(Or: Getting one’s (bleep) together is easy; lifting it is what’s difficult) February 28 (it’s still the 28th as I write this, though not for much longer, and High Ones alone know when I’ll have it in shape for posting to the website, there’s just so flipping much going on right now) is Elfquest’s birthday. (That’s only slightly arbitrary a choice; the first and sole issue of Fantasy Quarterly was shipped to distributors and retailers somewhere toward the end of February, 1978 and since one must choose a particular date upon which to hang a celebration, why not the month’s ultimate?)

“So You Want To Get Into Self-Publishing?”

This is one way editorial columns get born: Last night I flooded the kitchen when, in my attempt to fix a leaky faucet I accidentally (and does anyone ever do this deliberately?) broke the cold water feed pipe. What started out as a relatively simple task has become a major undertaking – and this has put me in the mind to take a whack at answering the many letters I’ve received lately all asking something that also seems deceptively simple: “I want to start up my own comic book company, how do I do it?”

“Having A Good Day.”

Ambrose Bierce defined a cynic as “a blackguard whose faulty vision sees things as they are, and not what they ought to be.” I don’t know if it’s the natural consequence of an ingrained scientific bent, or the result of being placed on indefinite “hold” one too many times while trying to get through to customer service, but I do get cynical at times – or at least skeptical. Asked if the glass is half empty or half full, I’ll first want to know what’s in it.
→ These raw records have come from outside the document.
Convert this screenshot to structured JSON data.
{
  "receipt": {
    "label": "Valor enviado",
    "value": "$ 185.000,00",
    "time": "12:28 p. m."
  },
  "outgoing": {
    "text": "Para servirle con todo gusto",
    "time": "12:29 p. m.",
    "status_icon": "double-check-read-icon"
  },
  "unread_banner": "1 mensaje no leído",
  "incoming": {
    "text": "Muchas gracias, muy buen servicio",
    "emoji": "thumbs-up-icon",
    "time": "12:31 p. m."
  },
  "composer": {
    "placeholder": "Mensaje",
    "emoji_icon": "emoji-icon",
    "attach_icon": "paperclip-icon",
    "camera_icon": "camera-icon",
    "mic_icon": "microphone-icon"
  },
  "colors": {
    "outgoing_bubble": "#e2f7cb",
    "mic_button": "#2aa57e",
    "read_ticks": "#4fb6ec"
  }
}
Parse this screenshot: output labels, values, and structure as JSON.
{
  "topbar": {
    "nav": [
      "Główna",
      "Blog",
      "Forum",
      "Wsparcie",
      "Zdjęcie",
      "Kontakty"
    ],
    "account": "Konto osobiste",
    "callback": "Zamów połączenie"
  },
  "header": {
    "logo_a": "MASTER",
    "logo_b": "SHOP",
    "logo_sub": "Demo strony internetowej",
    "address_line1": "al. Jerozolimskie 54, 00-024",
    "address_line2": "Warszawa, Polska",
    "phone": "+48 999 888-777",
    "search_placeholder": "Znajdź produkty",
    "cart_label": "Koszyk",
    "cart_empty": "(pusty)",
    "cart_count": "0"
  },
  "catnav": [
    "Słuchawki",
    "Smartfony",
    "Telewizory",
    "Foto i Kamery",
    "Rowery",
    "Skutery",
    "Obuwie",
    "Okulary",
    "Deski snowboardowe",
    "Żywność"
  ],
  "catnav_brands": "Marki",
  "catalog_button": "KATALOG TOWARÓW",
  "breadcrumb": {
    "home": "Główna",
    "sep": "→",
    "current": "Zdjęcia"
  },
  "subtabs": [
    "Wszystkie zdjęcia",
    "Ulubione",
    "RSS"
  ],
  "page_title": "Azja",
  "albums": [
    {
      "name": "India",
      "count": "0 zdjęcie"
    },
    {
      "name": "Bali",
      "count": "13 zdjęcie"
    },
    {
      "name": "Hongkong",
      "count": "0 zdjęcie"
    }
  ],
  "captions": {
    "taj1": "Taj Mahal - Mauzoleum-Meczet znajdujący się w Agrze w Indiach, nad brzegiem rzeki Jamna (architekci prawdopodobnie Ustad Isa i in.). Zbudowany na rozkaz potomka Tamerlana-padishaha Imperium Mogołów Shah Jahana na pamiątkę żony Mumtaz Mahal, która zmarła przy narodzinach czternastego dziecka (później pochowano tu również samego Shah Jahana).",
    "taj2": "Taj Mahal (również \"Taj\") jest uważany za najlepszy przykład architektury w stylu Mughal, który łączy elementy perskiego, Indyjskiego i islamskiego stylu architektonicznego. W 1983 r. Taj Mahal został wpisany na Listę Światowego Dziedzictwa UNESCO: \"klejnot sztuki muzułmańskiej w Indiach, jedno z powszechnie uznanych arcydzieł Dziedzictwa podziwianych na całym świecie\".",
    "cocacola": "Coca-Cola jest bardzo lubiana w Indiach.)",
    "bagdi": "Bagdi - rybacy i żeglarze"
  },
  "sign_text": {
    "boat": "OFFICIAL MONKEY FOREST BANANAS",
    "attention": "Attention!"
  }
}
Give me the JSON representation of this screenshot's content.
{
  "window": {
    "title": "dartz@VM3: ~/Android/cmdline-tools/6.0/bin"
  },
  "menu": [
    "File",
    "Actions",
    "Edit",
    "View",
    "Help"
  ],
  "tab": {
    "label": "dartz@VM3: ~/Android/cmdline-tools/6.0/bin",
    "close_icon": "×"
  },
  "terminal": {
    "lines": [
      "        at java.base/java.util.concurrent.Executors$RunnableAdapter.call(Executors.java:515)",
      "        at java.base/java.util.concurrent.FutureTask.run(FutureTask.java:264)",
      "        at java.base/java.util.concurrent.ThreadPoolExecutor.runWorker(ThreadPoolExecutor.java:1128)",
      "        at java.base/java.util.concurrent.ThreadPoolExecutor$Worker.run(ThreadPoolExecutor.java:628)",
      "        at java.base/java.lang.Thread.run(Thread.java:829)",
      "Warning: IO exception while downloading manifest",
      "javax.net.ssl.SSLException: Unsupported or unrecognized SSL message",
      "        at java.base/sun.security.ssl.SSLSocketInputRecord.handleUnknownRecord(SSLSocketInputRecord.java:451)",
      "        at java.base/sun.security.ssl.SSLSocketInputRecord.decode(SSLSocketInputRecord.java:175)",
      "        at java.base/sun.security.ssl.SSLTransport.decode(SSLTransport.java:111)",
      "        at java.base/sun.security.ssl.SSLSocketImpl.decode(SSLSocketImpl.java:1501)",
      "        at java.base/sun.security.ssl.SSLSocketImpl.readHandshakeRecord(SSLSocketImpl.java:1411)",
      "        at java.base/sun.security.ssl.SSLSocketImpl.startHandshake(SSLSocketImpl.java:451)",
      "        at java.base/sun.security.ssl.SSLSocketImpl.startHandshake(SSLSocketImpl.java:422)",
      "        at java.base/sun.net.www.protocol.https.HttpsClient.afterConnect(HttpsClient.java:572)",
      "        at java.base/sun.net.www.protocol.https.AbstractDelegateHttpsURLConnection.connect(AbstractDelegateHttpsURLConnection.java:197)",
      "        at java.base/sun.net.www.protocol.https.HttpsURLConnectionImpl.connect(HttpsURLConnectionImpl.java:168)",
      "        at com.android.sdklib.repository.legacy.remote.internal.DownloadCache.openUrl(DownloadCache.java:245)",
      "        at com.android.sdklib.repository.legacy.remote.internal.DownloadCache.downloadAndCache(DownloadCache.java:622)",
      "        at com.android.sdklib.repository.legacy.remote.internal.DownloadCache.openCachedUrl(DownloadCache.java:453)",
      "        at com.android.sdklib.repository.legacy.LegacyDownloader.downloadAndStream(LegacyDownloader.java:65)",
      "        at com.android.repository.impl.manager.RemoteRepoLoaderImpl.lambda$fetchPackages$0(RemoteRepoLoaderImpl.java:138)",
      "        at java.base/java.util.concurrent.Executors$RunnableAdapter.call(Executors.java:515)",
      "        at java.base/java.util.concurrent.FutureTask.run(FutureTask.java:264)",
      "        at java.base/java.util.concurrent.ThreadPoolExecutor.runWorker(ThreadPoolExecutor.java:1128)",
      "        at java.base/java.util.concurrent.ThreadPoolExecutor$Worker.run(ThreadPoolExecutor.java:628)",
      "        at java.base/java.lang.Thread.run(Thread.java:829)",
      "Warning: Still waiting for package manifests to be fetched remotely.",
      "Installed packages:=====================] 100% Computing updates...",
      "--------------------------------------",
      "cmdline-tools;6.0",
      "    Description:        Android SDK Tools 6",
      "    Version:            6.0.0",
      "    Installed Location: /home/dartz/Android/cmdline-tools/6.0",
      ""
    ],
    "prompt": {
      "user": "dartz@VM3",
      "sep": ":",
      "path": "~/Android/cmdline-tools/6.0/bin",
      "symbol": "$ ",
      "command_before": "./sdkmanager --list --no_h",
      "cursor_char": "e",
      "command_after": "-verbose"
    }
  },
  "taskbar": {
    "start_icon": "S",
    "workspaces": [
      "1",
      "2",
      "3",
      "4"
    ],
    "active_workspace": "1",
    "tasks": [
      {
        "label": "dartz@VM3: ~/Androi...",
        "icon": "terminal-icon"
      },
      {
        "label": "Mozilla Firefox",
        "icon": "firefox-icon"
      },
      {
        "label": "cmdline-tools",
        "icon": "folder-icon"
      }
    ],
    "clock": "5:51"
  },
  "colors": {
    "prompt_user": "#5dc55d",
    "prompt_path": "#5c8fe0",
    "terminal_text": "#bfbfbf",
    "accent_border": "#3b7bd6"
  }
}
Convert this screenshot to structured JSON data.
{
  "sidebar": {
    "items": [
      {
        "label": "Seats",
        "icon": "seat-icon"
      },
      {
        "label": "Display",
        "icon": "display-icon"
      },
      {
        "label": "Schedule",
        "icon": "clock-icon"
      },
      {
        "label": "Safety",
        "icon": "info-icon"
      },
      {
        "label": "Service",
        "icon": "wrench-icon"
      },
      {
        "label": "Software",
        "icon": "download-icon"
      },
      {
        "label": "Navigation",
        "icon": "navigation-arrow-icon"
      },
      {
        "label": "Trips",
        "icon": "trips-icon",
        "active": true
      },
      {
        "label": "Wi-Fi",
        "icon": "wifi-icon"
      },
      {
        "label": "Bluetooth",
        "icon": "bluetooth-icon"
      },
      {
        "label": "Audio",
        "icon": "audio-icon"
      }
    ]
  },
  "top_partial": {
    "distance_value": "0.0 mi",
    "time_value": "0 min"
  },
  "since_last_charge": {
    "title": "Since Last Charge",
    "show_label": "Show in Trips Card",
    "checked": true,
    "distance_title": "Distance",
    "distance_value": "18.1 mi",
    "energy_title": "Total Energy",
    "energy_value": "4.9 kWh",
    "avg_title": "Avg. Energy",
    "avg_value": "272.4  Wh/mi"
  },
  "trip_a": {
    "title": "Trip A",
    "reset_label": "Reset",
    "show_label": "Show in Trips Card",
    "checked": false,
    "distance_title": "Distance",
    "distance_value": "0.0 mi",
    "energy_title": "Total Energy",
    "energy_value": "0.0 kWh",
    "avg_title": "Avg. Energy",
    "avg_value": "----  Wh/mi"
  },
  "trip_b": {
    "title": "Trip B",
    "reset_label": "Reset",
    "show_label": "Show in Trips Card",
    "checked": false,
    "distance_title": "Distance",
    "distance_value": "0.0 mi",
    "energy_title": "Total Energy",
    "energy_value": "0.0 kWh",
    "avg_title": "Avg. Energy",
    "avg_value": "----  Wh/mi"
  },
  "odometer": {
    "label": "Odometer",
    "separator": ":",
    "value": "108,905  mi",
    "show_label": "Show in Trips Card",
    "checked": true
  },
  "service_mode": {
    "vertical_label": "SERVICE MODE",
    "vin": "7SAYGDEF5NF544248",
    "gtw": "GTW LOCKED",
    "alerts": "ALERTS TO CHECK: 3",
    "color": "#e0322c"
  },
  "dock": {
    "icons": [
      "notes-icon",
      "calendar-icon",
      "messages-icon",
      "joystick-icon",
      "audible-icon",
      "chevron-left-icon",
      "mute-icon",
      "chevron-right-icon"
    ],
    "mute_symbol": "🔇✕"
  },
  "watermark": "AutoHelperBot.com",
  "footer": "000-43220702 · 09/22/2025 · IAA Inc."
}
“He’s Baaaaack…”

That sound you hear — that soft, vaguely metallic crackle — is flakes of rust falling to the ground as I stretch some editorial muscles that I haven’t flexed in way too long. It’s been nearly two years (how times flies when you’re living at the center of organized chaos) since the cessation of the monthly Elfquest comic book, nearly two years since I’ve had both the space and the inclination to tackle the question of just what is buried in rant’s tomb.

Saying Farewell

June 20, 1997. I thought I might write some words, toss some thoughts hither and yon about next year and Elfquest’s 20th anniversary and all that, but I’m plumb exhausted.